Exercise details:
Leave the pictures out, and repeat exactly each line from the one that holds "Enumerate this screenshot's" through the final line of the entries below.

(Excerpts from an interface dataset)
►
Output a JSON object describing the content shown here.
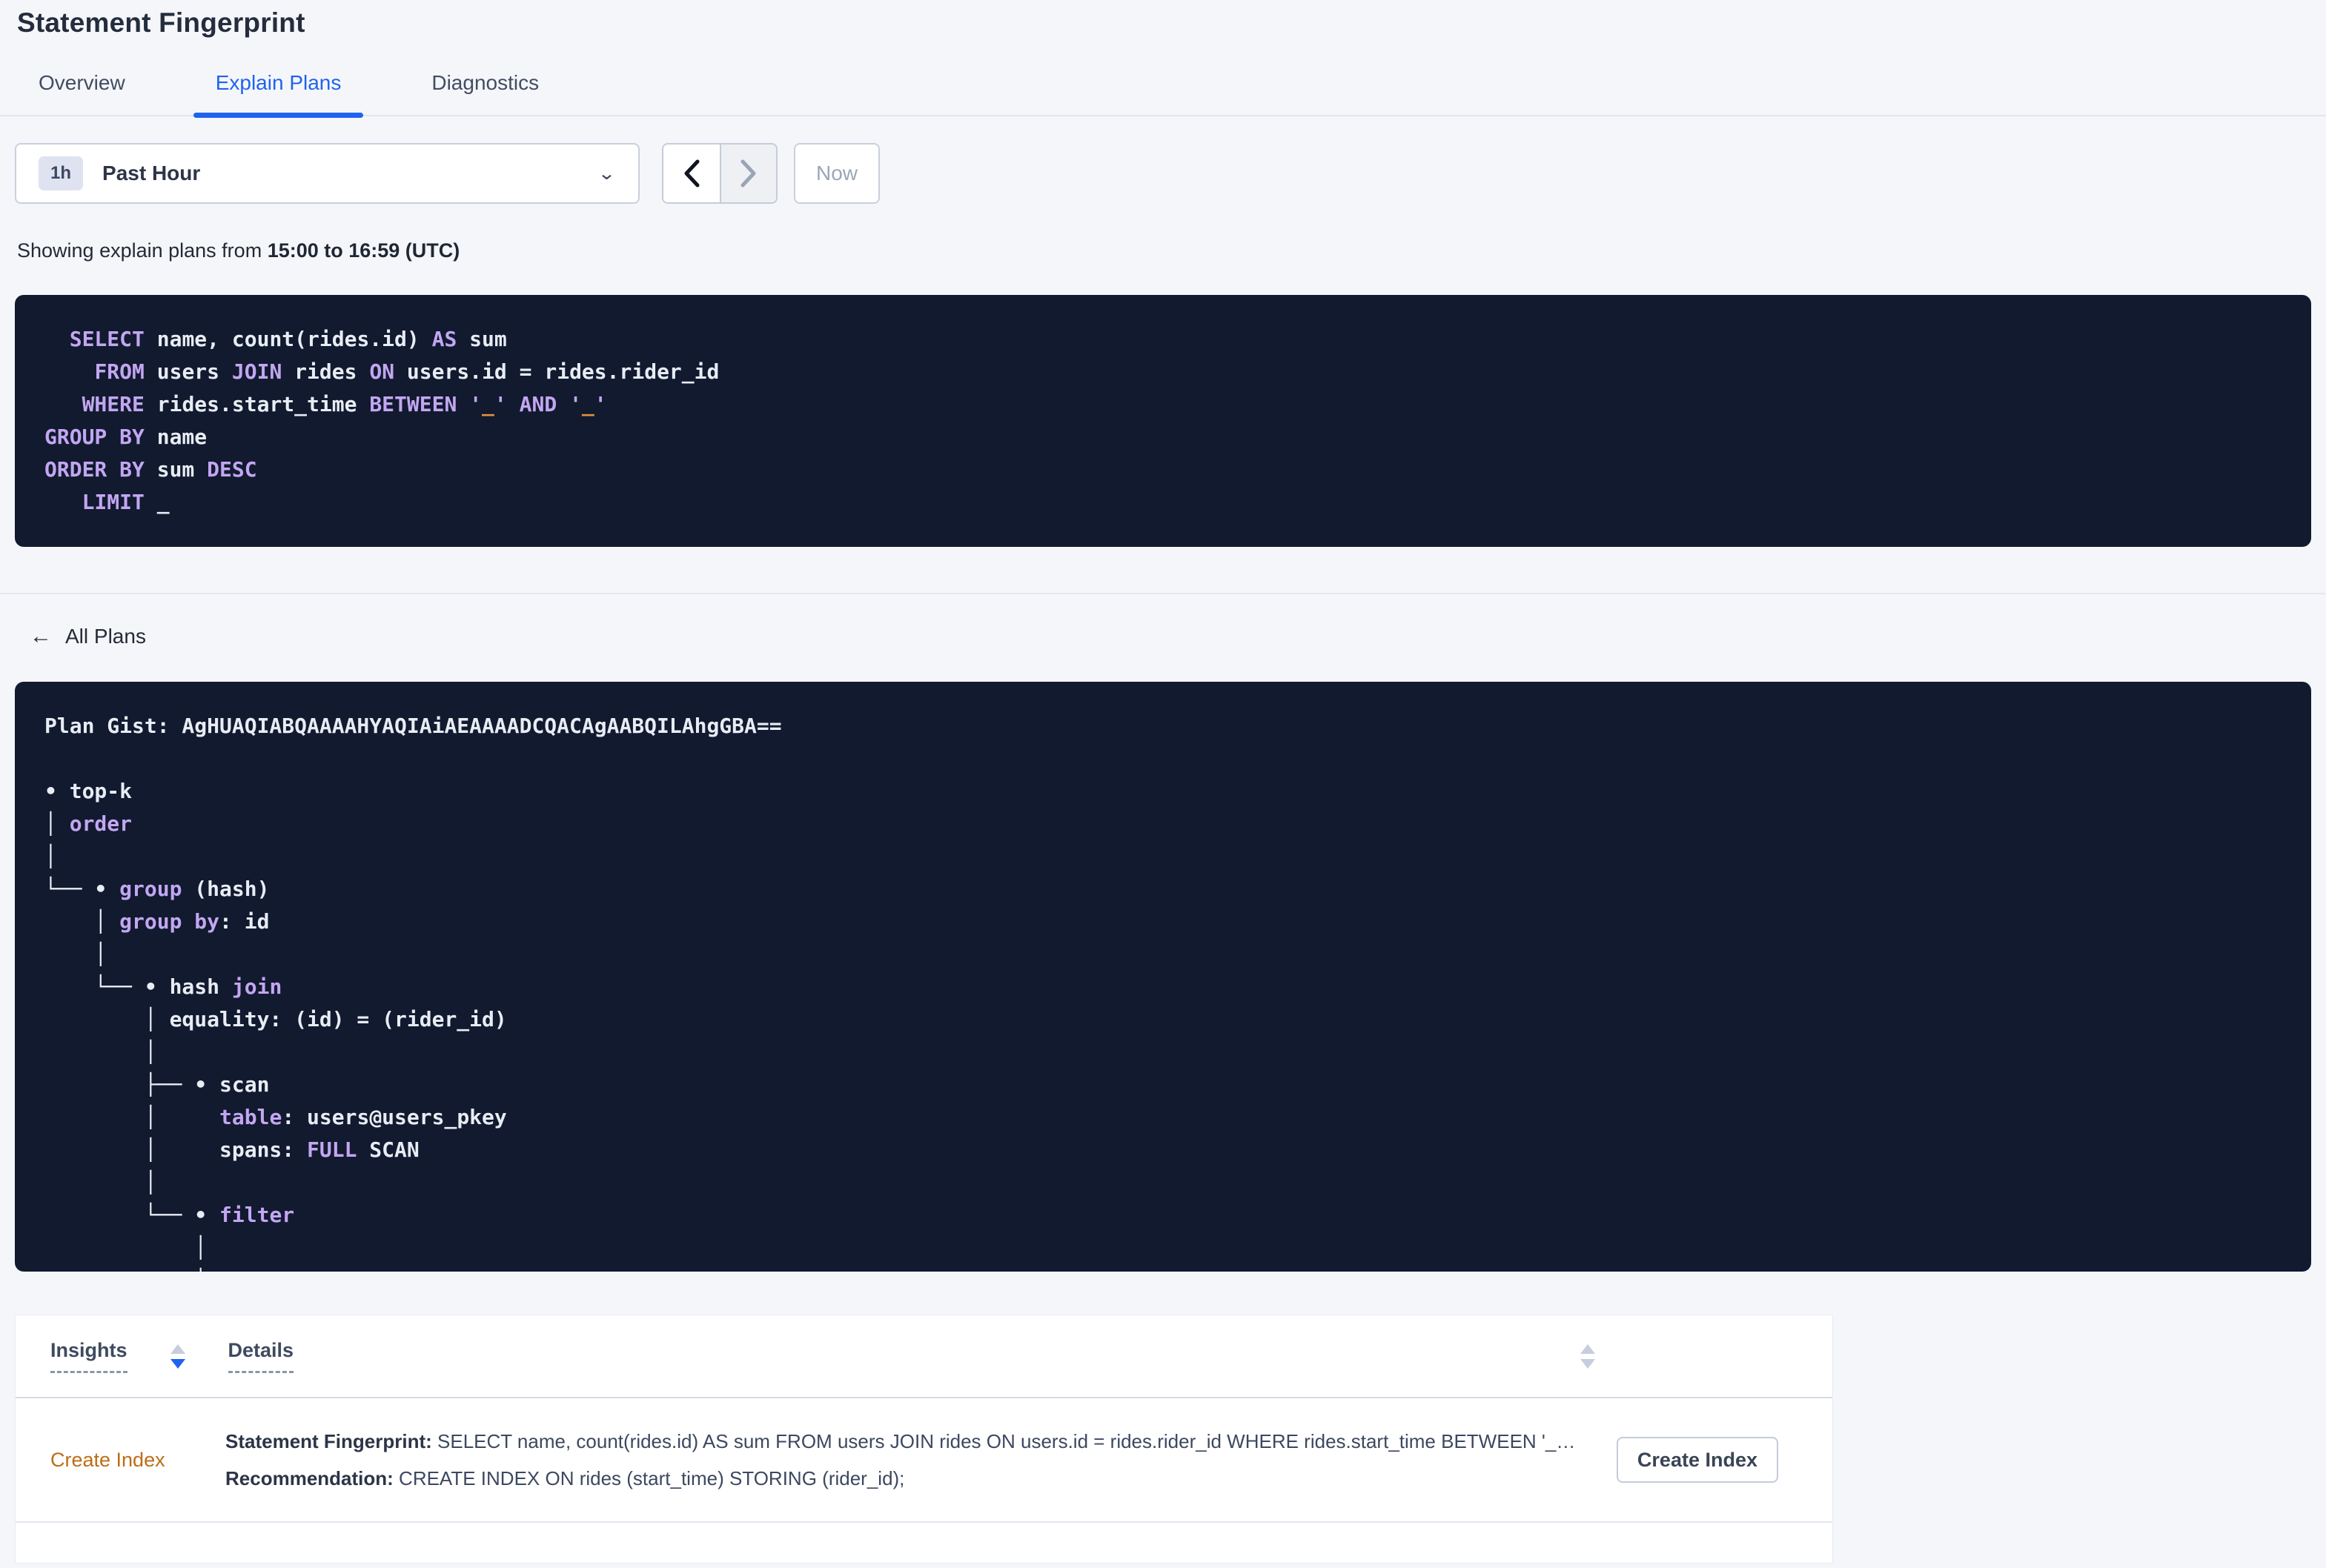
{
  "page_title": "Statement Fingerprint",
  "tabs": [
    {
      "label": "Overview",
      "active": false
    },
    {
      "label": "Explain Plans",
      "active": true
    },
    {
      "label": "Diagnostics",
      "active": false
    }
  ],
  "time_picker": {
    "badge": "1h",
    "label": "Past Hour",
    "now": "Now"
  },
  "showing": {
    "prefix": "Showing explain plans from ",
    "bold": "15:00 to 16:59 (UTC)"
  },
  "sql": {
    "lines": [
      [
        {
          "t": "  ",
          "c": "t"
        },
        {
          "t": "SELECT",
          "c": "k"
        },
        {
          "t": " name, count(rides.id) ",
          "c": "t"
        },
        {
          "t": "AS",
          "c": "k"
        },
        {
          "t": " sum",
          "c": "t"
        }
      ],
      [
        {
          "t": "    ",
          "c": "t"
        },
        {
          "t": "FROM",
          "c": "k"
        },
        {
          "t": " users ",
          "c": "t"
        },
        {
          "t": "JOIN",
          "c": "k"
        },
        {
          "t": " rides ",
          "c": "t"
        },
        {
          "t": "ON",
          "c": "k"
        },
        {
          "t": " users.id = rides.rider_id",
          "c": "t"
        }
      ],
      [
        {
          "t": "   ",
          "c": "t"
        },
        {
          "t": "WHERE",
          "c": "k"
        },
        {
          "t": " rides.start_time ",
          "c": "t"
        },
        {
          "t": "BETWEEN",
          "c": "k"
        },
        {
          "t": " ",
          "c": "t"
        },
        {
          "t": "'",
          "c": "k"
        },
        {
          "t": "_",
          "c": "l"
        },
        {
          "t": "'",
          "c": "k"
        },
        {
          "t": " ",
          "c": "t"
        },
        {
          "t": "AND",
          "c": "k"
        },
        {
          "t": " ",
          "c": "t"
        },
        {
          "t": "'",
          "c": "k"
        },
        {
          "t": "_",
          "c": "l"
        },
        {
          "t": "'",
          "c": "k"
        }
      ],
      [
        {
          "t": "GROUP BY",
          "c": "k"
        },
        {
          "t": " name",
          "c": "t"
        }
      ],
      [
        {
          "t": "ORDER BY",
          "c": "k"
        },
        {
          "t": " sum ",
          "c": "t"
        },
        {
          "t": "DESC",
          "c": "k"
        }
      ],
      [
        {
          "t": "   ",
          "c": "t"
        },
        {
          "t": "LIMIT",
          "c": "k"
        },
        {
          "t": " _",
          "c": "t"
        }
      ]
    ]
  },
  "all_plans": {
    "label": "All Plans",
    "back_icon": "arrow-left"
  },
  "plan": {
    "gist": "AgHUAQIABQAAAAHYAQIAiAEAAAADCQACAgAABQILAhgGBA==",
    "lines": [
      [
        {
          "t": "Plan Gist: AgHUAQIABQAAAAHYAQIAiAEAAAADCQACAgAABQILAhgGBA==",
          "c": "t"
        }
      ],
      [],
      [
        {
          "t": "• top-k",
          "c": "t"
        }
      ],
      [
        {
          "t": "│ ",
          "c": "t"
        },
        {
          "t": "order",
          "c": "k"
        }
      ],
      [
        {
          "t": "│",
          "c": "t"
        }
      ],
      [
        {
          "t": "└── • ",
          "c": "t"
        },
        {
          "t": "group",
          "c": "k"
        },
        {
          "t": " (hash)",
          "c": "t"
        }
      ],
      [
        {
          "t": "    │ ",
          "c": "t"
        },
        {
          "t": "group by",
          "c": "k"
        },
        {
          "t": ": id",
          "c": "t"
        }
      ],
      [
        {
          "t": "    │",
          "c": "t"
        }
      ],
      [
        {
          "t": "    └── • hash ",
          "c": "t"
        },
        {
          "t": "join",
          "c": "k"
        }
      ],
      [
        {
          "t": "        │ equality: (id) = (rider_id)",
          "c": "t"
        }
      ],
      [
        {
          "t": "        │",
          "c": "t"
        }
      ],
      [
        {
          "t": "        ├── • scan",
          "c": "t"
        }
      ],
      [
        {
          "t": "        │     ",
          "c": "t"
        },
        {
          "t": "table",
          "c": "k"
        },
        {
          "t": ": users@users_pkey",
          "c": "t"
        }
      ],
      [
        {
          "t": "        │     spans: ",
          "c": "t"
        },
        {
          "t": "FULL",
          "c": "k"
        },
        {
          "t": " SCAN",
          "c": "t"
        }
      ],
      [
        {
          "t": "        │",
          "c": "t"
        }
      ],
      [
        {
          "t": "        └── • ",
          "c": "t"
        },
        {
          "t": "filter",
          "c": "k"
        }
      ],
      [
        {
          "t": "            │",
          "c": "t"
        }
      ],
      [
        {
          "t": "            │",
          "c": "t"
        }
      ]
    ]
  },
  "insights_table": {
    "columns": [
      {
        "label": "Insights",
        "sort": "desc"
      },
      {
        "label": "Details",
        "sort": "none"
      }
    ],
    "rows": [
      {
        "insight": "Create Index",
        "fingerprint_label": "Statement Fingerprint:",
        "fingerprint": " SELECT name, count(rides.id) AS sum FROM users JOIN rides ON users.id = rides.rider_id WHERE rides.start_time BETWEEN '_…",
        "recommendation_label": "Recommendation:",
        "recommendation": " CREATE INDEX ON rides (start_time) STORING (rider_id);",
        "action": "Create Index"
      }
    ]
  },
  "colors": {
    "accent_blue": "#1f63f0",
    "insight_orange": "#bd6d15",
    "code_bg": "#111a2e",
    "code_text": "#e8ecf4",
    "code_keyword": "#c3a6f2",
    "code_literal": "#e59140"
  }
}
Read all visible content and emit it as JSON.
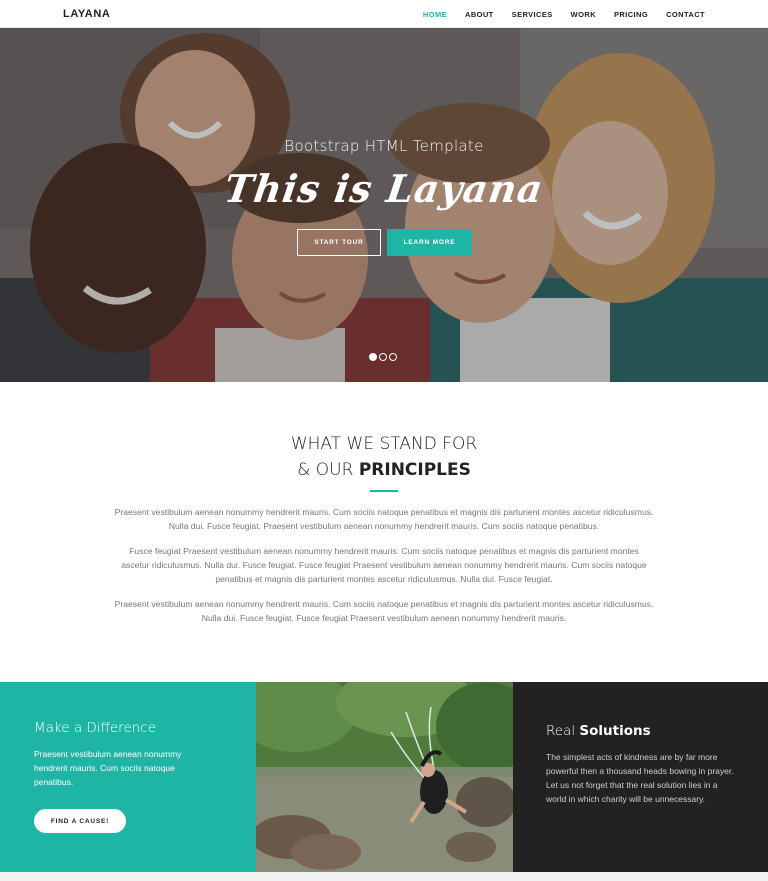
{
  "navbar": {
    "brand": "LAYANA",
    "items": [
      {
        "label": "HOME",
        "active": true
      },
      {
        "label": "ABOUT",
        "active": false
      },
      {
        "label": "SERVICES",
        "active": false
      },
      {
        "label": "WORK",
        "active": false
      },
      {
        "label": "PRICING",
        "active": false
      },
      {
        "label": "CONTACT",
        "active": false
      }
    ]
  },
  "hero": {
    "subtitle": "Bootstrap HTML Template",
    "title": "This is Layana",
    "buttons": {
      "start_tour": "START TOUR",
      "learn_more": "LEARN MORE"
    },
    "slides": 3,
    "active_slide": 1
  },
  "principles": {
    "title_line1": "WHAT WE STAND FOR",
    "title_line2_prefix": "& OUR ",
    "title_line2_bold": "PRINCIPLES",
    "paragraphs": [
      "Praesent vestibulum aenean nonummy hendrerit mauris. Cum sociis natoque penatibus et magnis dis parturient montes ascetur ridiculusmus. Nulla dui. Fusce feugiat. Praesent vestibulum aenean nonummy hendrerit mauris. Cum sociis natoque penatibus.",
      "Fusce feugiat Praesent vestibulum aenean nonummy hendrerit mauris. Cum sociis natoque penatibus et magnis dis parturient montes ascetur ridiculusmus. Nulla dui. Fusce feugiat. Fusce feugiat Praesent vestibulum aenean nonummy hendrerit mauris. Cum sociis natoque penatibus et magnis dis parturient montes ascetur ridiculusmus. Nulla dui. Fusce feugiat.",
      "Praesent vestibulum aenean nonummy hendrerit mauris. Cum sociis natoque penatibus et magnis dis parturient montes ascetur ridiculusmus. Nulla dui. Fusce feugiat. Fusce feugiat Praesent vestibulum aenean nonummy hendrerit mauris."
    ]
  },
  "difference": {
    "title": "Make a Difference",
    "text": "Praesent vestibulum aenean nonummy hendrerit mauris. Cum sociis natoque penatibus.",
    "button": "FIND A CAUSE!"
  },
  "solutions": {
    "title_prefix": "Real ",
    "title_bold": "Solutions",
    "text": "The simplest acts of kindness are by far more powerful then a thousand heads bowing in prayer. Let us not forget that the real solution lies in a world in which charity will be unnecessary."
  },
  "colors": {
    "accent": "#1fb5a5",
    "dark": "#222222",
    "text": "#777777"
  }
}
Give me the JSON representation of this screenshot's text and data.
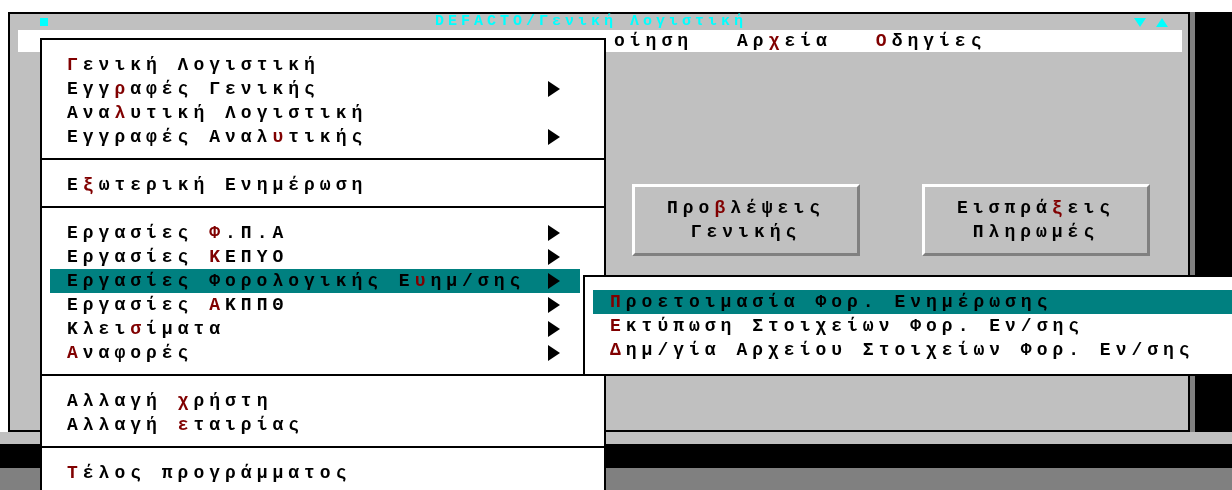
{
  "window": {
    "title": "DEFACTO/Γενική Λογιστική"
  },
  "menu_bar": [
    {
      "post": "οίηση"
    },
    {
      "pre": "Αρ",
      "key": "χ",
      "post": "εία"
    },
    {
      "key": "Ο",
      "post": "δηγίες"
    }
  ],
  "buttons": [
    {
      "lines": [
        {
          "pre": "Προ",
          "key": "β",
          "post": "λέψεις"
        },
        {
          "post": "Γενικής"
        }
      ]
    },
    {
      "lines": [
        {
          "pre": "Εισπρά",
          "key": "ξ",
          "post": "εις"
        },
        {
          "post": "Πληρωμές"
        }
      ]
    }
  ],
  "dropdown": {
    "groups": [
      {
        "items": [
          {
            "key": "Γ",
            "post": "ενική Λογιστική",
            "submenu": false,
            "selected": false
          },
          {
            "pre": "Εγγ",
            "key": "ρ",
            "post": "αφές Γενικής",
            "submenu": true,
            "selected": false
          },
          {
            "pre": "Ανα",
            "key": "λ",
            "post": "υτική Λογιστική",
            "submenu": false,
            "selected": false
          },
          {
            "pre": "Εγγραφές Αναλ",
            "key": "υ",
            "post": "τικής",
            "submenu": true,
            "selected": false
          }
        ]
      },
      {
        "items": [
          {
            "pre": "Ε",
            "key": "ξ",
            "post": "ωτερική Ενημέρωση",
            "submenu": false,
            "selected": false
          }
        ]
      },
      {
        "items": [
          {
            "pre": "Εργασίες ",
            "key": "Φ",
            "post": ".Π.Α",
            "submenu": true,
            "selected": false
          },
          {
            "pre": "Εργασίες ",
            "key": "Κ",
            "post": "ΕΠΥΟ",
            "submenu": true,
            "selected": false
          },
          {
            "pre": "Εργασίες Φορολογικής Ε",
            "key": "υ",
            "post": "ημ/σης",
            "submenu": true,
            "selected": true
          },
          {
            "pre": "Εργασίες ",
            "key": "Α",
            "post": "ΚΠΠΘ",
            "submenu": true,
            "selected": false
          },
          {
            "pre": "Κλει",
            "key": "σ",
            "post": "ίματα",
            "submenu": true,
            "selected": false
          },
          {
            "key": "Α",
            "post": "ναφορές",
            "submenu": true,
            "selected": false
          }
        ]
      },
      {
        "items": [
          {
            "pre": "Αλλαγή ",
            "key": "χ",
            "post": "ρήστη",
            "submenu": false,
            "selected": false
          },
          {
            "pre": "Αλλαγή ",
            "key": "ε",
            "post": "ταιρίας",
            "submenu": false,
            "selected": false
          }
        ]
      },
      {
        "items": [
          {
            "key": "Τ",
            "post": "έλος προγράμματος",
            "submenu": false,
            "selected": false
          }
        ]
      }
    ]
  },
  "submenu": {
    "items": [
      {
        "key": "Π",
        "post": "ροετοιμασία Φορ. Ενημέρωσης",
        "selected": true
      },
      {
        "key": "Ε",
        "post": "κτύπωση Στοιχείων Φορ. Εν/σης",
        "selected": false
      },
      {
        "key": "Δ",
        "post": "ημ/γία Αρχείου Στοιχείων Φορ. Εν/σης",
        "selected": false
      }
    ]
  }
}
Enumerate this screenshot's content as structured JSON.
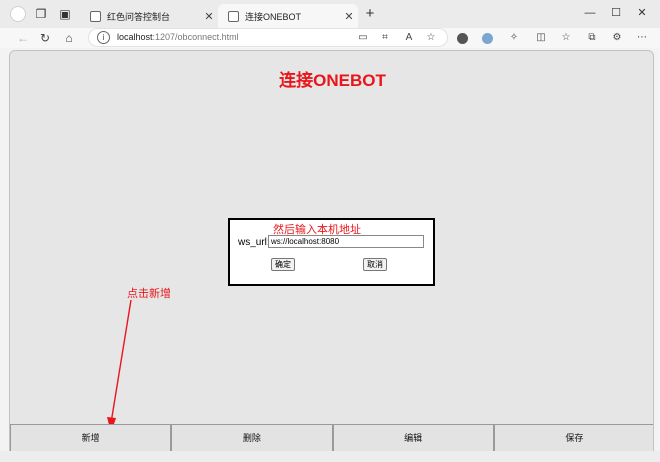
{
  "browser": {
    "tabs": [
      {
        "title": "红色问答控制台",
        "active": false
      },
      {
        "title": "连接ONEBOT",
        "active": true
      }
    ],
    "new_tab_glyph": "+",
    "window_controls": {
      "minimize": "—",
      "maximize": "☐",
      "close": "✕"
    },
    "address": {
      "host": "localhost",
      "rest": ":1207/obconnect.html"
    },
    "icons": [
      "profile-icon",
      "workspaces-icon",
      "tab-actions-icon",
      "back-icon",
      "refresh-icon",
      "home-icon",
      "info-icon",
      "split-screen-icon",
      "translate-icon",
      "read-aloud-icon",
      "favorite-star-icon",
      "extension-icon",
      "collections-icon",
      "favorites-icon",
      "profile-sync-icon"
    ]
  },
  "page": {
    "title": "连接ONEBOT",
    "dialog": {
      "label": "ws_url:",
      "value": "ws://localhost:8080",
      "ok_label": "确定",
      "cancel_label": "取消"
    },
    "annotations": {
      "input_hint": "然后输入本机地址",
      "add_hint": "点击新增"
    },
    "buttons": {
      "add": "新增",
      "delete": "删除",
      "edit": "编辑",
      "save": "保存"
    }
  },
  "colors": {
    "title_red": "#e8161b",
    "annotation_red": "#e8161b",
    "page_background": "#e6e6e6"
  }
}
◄
Expected answer:
Enumerate this screenshot's content as structured JSON.
{
  "browser": {
    "tabs": [
      {
        "title": "红色问答控制台",
        "active": false
      },
      {
        "title": "连接ONEBOT",
        "active": true
      }
    ],
    "new_tab_glyph": "+",
    "window_controls": {
      "minimize": "—",
      "maximize": "☐",
      "close": "✕"
    },
    "address": {
      "host": "localhost",
      "rest": ":1207/obconnect.html"
    },
    "icons": [
      "profile-icon",
      "workspaces-icon",
      "tab-actions-icon",
      "back-icon",
      "refresh-icon",
      "home-icon",
      "info-icon",
      "split-screen-icon",
      "translate-icon",
      "read-aloud-icon",
      "favorite-star-icon",
      "extension-icon",
      "collections-icon",
      "favorites-icon",
      "profile-sync-icon"
    ]
  },
  "page": {
    "title": "连接ONEBOT",
    "dialog": {
      "label": "ws_url:",
      "value": "ws://localhost:8080",
      "ok_label": "确定",
      "cancel_label": "取消"
    },
    "annotations": {
      "input_hint": "然后输入本机地址",
      "add_hint": "点击新增"
    },
    "buttons": {
      "add": "新增",
      "delete": "删除",
      "edit": "编辑",
      "save": "保存"
    }
  },
  "colors": {
    "title_red": "#e8161b",
    "annotation_red": "#e8161b",
    "page_background": "#e6e6e6"
  }
}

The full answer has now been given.